Examine the records below. Report how many of their lines contain the word "time", with no other content.

*INFORMATION SHOWN:*
============

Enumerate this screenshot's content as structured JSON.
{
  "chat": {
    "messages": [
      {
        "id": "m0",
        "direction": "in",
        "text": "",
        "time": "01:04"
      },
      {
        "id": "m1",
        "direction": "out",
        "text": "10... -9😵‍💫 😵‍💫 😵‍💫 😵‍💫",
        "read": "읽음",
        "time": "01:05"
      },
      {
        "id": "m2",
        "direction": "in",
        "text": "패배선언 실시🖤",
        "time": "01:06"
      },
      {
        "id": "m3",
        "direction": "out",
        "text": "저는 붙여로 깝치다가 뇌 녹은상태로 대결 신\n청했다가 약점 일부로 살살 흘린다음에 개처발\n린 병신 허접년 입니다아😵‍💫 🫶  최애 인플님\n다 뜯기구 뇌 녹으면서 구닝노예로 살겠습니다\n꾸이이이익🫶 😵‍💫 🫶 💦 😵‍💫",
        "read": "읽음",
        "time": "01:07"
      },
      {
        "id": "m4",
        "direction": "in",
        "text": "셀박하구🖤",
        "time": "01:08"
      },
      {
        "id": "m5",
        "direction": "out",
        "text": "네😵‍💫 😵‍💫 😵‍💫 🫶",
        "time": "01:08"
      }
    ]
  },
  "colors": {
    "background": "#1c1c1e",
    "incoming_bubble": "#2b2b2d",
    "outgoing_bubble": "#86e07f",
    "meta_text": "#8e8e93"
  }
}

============

*RESULT BELOW:*
6